§ **Description of the task**:
Each line of the material below with the word "chart" is to be reported.

§ **Record excerpts**:
::::::

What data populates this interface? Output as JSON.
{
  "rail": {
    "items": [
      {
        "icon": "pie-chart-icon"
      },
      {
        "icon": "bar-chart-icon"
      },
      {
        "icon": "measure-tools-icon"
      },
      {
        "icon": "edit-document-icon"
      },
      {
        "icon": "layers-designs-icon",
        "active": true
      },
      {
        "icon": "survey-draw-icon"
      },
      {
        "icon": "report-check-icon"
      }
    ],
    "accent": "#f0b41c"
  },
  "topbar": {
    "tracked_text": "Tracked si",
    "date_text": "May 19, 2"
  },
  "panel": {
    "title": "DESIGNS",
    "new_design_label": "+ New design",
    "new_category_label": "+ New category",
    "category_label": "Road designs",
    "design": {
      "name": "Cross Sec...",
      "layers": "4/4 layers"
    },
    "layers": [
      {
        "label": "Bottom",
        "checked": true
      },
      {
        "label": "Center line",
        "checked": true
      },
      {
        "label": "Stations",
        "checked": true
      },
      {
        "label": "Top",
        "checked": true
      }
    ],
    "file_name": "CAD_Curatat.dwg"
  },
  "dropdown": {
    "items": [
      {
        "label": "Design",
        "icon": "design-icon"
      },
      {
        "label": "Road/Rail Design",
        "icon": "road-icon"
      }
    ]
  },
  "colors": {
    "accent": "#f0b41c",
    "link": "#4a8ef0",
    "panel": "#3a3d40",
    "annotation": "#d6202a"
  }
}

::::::

§ **Exercise solution**:
        "icon": "pie-chart-icon"
        "icon": "bar-chart-icon"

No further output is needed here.